In chapter 5 of "this & Prototypes", Kyle states the following fact:

In class-oriented languages, multiple copies (aka, "instances") of a class can be made, like stamping something out from a mold. As we saw in Chapter 4, this happens because the process of instantiating (or inheriting from) a class means, "copy the behavior plan from that class into a physical object", and this is done again for each new instance.

But in JavaScript, there are no such copy-actions performed. You don't create multiple instances of a class. You can create multiple objects that [[Prototype]] link to a common object. But by default, no copying occurs, and thus these objects don't end up totally separate and disconnected from each other, but rather, quite linked.

Further on in this chapter, under "What's In A Name" he uses this to re-enforce this point:

This mechanism is often called "prototypal inheritance" (we'll explore the code in detail shortly), which is commonly said to be the dynamic-language version of "classical inheritance". It's an attempt to piggy-back on the common understanding of what "inheritance" means in the class-oriented world, but tweak (read: pave over) the understood semantics, to fit dynamic scripting.

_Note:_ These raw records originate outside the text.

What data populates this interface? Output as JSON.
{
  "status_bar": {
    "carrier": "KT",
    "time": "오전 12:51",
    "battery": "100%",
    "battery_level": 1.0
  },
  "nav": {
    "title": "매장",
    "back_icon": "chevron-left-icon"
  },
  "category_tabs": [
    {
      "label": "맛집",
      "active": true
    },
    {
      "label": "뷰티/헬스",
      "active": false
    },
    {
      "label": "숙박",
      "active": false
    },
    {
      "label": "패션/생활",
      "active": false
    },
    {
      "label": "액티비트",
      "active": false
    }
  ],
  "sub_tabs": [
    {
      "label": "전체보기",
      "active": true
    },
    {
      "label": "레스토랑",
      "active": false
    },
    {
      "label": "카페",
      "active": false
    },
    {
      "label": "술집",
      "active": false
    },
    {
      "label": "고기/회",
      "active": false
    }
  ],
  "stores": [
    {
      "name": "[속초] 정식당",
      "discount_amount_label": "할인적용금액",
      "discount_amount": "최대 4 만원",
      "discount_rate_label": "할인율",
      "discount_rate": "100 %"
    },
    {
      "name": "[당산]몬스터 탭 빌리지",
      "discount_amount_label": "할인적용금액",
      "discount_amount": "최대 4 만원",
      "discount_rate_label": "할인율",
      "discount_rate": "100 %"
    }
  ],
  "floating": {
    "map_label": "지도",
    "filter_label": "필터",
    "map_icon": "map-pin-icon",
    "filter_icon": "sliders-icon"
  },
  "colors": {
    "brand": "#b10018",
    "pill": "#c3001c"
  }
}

The word "inheritance" has a very strong meaning (see Chapter 4), with plenty of mental precedent. Merely adding "prototypal" in front to distinguish the actually nearly opposite behavior in JavaScript has left in its wake nearly two decades of mirey confusion.


"Inheritance" implies a copy operation, and JavaScript doesn't copy object properties (natively, by default). Instead, JS creates a link between two objects, where one object can essentially delegate property/function access to another object. "Delegation" (see Chapter 6) is a much more accurate term for JavaScript's object-linking mechanism.

(Emphasis mine) Kyle spends all of chapter four building up to this point, repeating time and again that classical inheritance involves duplication of properties. Half of the book is all setup for this statement of opinion that the term "prototypical inheritance" is a misnomer. Much like Crockford's demonstrated bias in JavaScript: The Good Parts, Kyle has used the book to express his opinion that people have been misrepresenting the behavior of JavaScript. There's just one problem with that...

The word "inheritance" does not actually imply a copy operation.

The historical meaning of the word refers to an heir of an estate; the bequeathing of a portion or whole of an ancestor's physical property to their descendants. When you inherit a house, no-one duplicates the original house. When you inherit money, no one gives you a copy of the money. To quote Kyle himself, it is a "deferral" of the material goods. This is the oldest definition dating back to the 15th century, and it perfectly describes the type of inheritance used in JavaScript. Prototypical children receive the exact properties of their parents, right down to the memory address.

Now, one could argue that Kyle is referring to inheritance as the transmission of genetic traits. This definition has only come into use in the last century and isn't even listed in Merriam-Webster's main definition (if you scroll down the page it shows up under the Medical dictionary, but says nothing of duplication). The oxford definition of inherit does include genetic traits in the main definition, but also makes no mention of duplication. Genetic inheritance is not, in fact, a perfect duplication of traits. Both ova and spermatozoa only contain half of the parent's chromosomes, and due to epigenetic drift, that which the child receives is rarely a perfect copy.

Therefore, "prototypical inheritance" is in fact the more syntactically accurate term.